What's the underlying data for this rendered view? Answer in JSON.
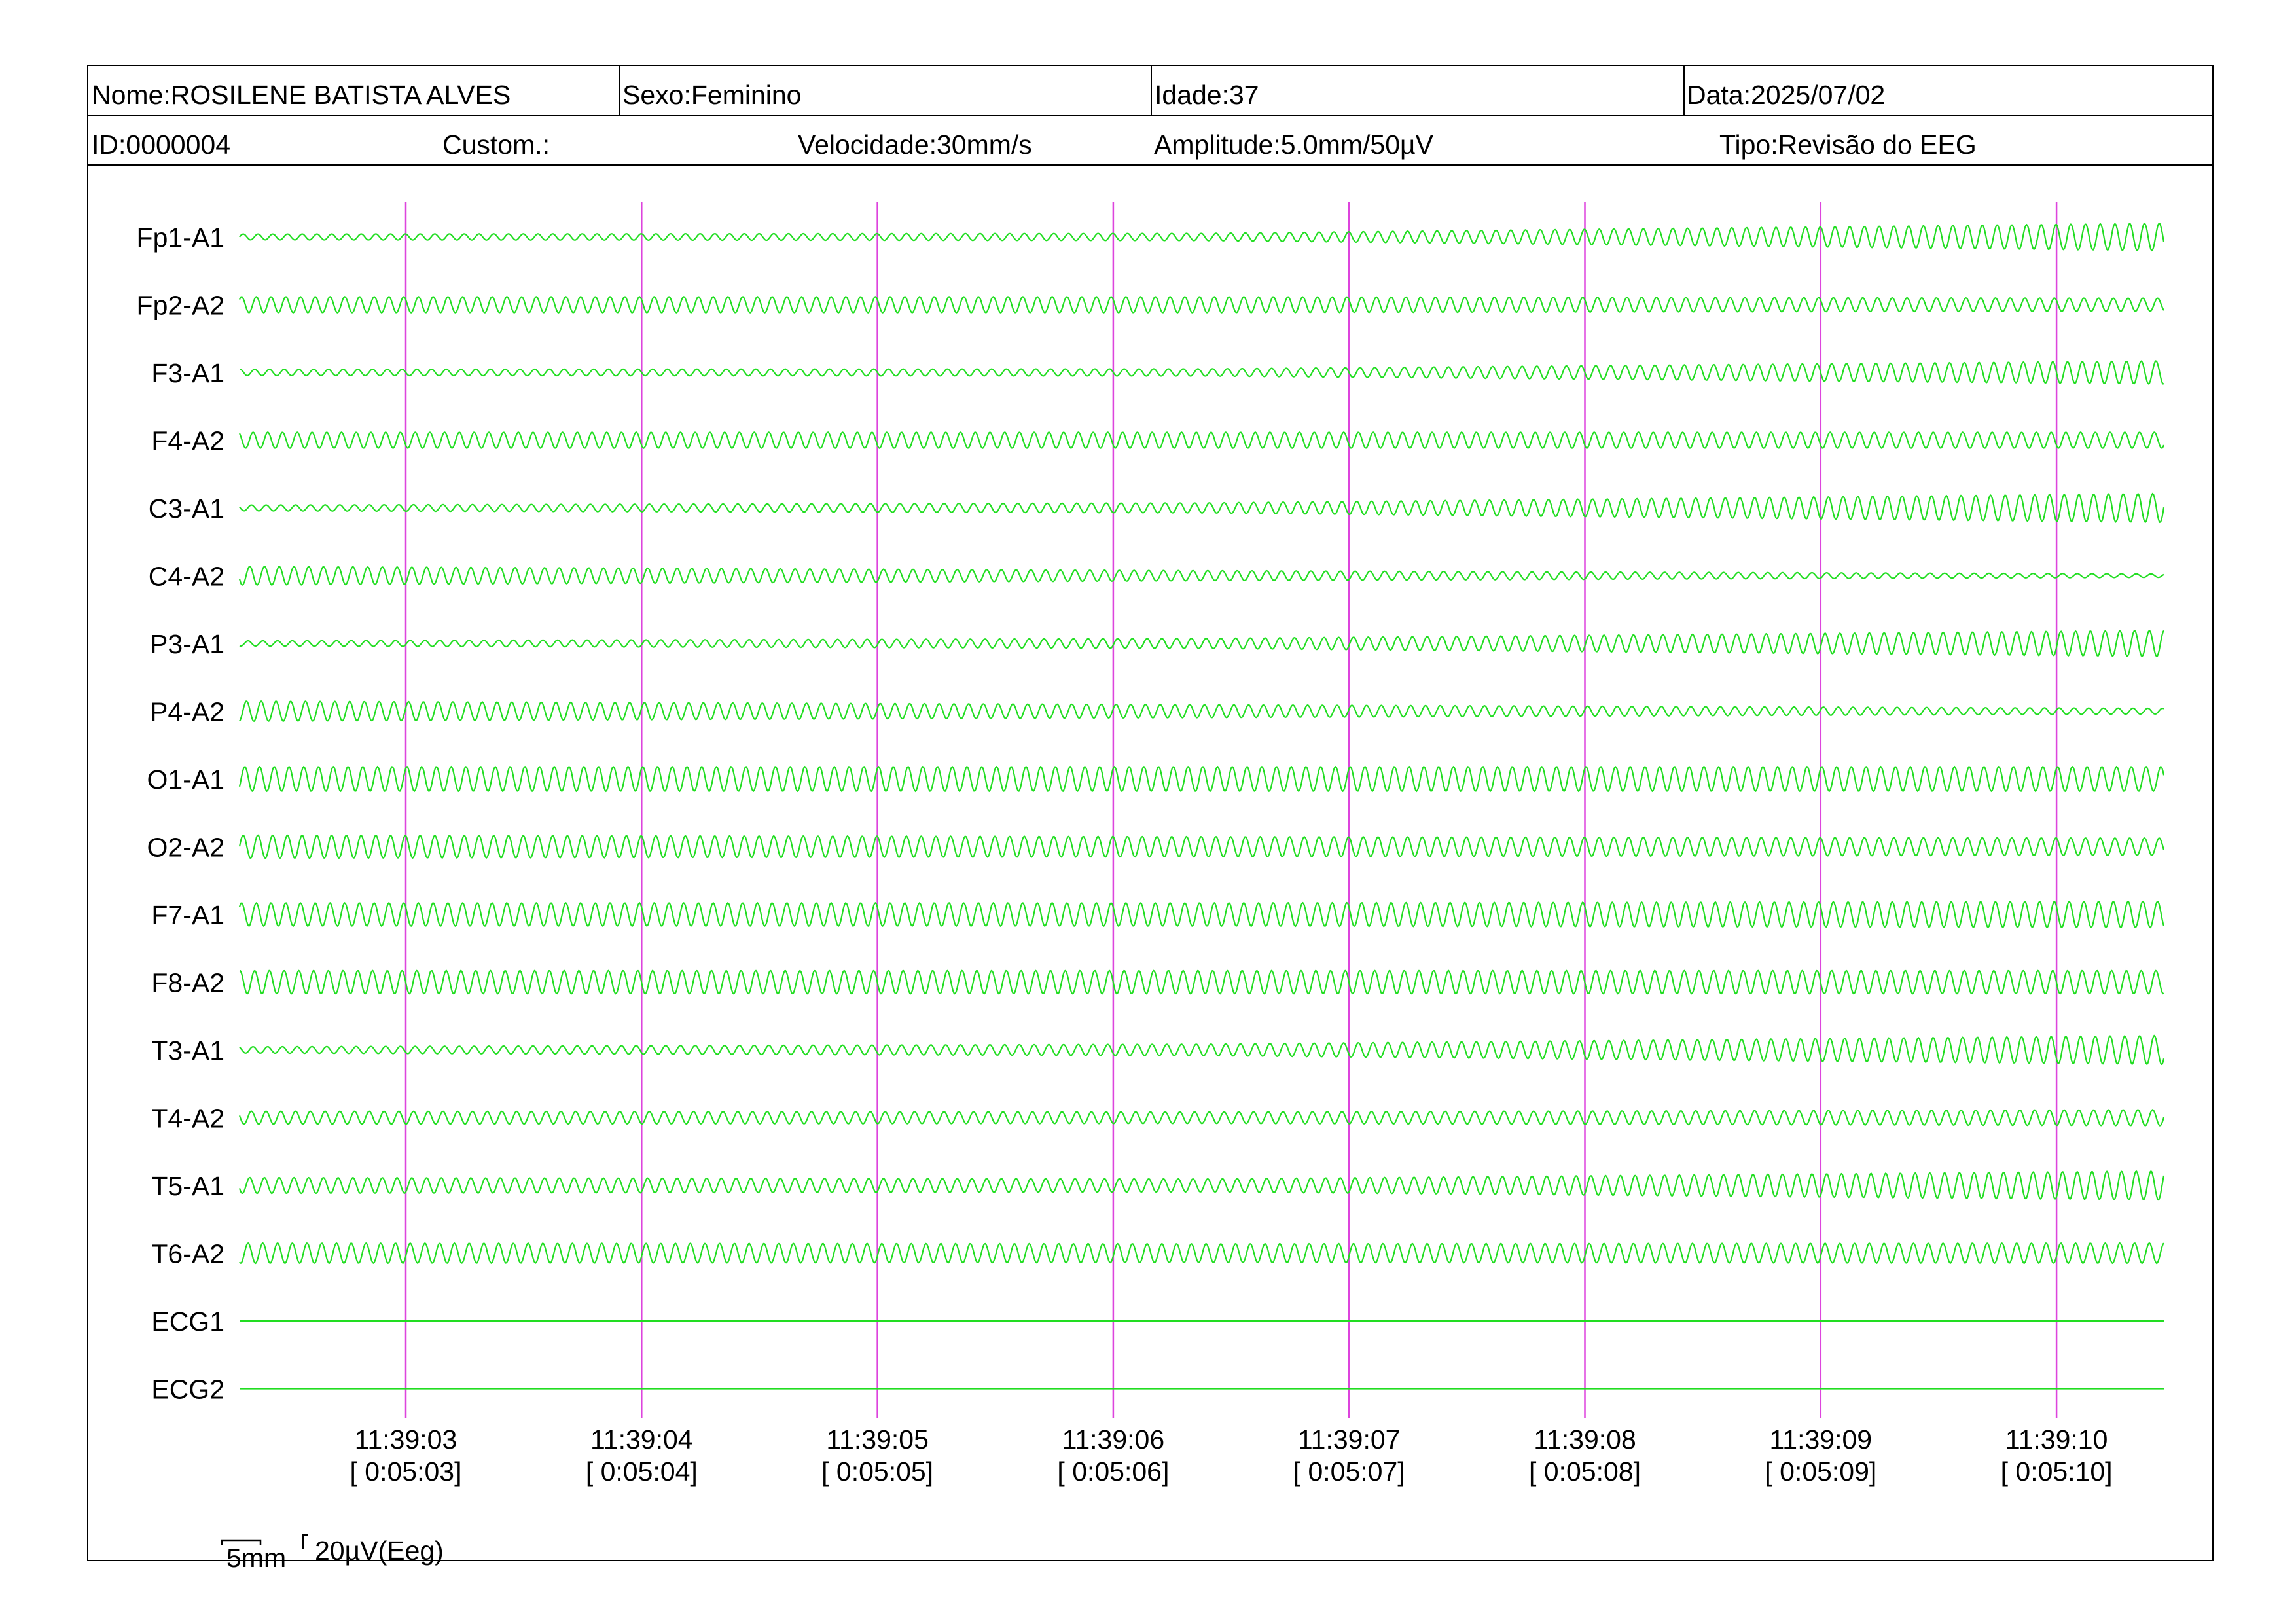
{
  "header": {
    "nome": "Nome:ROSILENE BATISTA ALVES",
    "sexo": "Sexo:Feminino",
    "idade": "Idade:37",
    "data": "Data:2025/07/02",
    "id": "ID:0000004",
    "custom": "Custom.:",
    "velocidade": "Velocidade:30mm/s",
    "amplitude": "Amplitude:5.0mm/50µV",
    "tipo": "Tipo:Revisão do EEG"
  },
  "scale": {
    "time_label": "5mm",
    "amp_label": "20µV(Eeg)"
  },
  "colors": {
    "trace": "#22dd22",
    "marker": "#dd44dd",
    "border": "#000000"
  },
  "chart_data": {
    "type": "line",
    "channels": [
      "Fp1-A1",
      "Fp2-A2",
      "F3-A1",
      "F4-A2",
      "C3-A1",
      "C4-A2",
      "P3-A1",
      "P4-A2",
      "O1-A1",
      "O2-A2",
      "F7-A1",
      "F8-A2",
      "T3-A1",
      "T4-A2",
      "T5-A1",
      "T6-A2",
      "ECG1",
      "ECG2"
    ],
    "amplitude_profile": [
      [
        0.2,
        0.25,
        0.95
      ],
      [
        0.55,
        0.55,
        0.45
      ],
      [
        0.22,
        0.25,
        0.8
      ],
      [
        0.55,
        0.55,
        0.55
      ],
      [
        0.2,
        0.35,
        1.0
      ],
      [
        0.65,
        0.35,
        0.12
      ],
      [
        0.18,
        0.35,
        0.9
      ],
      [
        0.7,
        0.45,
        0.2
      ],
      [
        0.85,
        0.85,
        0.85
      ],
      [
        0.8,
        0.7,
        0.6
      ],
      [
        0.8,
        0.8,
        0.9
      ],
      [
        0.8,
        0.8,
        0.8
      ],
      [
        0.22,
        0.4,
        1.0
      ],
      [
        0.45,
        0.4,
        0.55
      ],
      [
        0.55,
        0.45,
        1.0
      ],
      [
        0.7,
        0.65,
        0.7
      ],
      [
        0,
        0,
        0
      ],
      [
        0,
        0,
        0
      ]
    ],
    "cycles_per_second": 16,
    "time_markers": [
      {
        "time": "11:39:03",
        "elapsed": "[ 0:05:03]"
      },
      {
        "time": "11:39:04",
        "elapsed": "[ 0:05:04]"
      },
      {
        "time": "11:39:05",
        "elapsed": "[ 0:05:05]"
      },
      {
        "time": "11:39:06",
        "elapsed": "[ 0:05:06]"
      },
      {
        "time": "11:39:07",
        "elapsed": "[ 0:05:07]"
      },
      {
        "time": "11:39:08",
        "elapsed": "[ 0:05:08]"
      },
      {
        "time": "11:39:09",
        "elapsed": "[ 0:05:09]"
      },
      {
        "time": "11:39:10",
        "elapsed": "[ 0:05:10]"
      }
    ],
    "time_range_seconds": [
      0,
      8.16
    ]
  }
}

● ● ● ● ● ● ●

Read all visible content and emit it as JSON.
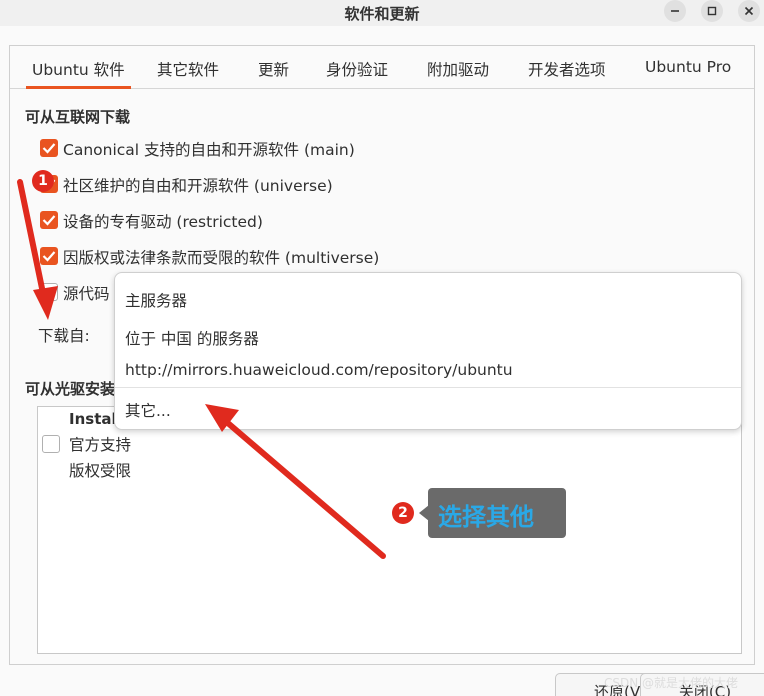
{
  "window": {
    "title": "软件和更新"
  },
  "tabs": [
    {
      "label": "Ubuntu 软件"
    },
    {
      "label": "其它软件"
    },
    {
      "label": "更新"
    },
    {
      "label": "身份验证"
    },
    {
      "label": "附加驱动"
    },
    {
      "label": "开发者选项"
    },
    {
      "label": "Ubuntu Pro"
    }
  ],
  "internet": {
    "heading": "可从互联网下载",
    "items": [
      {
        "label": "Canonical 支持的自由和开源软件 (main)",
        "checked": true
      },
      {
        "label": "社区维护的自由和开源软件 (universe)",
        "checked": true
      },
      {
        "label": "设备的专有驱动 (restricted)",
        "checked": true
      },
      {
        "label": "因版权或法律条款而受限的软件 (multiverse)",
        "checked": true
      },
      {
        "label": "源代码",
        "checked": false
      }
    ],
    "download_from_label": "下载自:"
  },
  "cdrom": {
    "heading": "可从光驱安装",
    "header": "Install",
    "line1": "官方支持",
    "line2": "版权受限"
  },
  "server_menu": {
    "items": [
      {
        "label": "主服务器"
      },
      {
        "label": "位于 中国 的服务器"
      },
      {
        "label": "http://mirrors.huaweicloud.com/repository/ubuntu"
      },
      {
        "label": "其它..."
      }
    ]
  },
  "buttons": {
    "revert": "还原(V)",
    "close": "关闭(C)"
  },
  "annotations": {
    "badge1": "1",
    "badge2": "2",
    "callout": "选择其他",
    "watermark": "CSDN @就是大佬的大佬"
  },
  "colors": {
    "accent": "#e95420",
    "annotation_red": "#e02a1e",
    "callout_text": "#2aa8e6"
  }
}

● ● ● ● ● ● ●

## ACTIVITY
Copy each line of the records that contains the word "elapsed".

## EXERCISE RESPONSE
        "elapsed": "[ 0:05:03]"
        "elapsed": "[ 0:05:04]"
        "elapsed": "[ 0:05:05]"
        "elapsed": "[ 0:05:06]"
        "elapsed": "[ 0:05:07]"
        "elapsed": "[ 0:05:08]"
        "elapsed": "[ 0:05:09]"
        "elapsed": "[ 0:05:10]"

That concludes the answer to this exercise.